This post is long overdue. I wanted to understand a little more about the stars (people and horses) behind the show, and thus, its has taken much longer than expected. Sooner, the better…so that you can add this attraction to your itinerary. We are sure you would enjoy an evening at the Fakasel Horse Park. Thumbs up from our side!
The Icelandic horses are amazingly gentle and friendly. Summer or winter, you will find them out in the open, soaking the Sun or facing the snow. Just stand at a little distance from them, and they will walk up to nuzzle you. First the friendliest one, followed by his/her buddies, until you just cannot decide which one to pet first! Obviously, this was super duper fun for the animal loving soul that lives in my body. Ankur, would probably not agree to the ‘fun’ part of it! You remember that he isn’t too much of an animal person, don’t you? He was happier being the ‘camera person’, taking my pictures as I gave names to every horse and mare that walked upto me!
The Icelandic horse is supposed to be a ‘pure breed’. No horse can be imported into the country. An Icelandic horse cannot return back to the island after having left its shores….is this the reason that each one them continues to have the ‘friendly gene’ active?
Five Gaits of the Icelandic Horse
Here is why the Icelandic horse deserves five stars:
Typically, horses have the following gaits: walk, trot and canter (or gallop).
The Walk is a slow and natural gait, during which two of the horses hooves always touch the ground.
The Trot is faster than a walk. While trotting, the horse lifts a hind leg and a front leg simultaneously, and in mid-stride has all four of its hooves suspended off the ground.
The Canter has an easy, three-beat rhythm. Instead of moving directly forward, the horse “canters” slightly diagonal to one side. Because the four hooves lift from and touch the ground in odd-numbered sequence, two legs must simultaneously bear the entire weight of the horse.

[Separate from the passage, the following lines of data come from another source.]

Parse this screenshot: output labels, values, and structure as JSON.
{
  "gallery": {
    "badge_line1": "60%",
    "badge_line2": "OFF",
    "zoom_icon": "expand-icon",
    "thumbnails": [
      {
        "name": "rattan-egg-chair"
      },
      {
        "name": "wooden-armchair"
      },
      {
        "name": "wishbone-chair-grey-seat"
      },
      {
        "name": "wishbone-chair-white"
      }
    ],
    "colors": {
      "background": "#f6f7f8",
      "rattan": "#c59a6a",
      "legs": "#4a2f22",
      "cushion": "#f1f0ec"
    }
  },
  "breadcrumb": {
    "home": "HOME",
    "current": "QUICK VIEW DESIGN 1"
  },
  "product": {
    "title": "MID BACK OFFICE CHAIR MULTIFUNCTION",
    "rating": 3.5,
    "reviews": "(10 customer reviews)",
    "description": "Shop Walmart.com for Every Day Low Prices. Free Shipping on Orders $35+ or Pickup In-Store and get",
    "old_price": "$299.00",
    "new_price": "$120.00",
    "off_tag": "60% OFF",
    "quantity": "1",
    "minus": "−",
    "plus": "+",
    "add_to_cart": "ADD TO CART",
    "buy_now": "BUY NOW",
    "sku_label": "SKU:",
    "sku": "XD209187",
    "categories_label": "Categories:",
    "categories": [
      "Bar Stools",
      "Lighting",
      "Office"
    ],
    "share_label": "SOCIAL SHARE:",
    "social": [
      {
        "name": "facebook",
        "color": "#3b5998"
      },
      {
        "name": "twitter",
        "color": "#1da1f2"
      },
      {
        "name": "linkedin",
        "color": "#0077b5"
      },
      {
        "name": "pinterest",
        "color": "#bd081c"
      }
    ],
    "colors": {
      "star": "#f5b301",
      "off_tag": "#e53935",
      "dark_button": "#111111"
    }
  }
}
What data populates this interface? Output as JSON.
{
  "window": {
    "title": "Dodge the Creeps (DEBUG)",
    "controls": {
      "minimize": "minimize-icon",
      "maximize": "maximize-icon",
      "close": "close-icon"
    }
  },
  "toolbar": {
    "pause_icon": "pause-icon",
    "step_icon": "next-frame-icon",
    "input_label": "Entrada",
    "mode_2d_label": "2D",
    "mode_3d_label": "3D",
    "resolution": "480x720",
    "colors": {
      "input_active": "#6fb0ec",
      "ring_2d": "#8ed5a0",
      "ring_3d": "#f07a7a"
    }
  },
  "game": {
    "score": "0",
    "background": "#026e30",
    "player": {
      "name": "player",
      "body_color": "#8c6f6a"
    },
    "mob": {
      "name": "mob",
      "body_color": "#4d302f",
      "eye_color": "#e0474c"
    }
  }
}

The Icelandic horse has the above three gaits, plus two more… the tölt and the flying pace.
The Tölt is a natural, fluid gait of the Icelandic Horse, during which at least one foot always touches the ground. The tölt is an extraordinarily smooth gait, which allows the rider an almost bounce-free ride, even at a speed of ~30 kmh. The footfall is the same pattern as the walk, but is much faster, almost as fast as a gallop. It is said a rider can drink a beer while riding, without spilling a drop.
The Flying Pace is a fast, high speed gait in which the horse can reach a speed of ~ 45 kmph. During the flying pace, both legs on one side of the horse simultaneously touch the ground. The gait is used for short distances, and is the primary gait used for racing. Being a two-beat gait, at one interval all four hooves of the Icelandic Horse are suspended off the ground during a flying pace. This is supposed to be a difficult gait to master for a rider… hats off to those who can do it!
The Fakasel Horse Park lets you appreciate the above gaits and the unique bond that the horse shares with its riders along with some theatrical effects.
The show Legends of Sleipnir is a 50 minute long multimedia theatre with Icelandic horses and actors, bringing to life the story of the Icelandic horse and its unique relationship with humans by weaving together theatre, history, mythology and music.
We would hate to give away the story and take away the surprise element… it would be best for you to be there to witness it. After the performance, one can visit the stables and pet the horses.
I loved the dogs as much as I loved the horses, well behaved and playful!
We were throughly impressed by the riding skills of young teenage riders, who efficiently manage their time between school and play, to work at the horse park.
The young lady, in her early teen, could make the horse sit down… and then lie down during the show! Clap! Clap! Clap!
If you do decide to visit the attraction during winter and are lucky to have a clear sky, aurora hunting would be on the cards as well. The night we were there, it was cloudy and it snowed and snowed and snowed! No chance of sighting the lights, but we didn’t despair. We had seen them on very night, for the past three nights! Lucky us!
After the performance, you are served traditional Icelandic meat soup with bread. Vegetarians, do not fret. They have a vegetarian option as well. Just let the staff know that you prefer the vegetarian option, and they will do the needful. You can take multiple servings until you are happy full. The cafe also has some drinks and snacks on offer, if you wish to buy any.
We loved the steaming hot soup. It was perfect for a chilly winter night. The fresh, warm bread with butter turned into a simple, but delicious comfort meal.
It costs ISK 11,900 per adult in order to visit the attraction. The price for kids aged 6-12 is 50% and kids below 5 are allowed at no cost. Bookings can be made online. Alternately, connect with the staff at your hostel/hotel.
The price includes:
- Pick up/Drop from/to your hotel in Reykjavik
- Traditional soup in the cafe
- Theatre performance
- Interaction with horses and staff at Fakasel
There is also a boutique to let you shop and pick up some souvenirs. I loved the lopapayesas there, the traditional off-white and grey ones.
We picked up a key chain, that Ankur values dearly. He carries it around almost always with his car keys.
The Fakasel Horse Park is a great way to spend an evening, especially if you are an animal lover or have kids who enjoy being with the gentle four legged beings.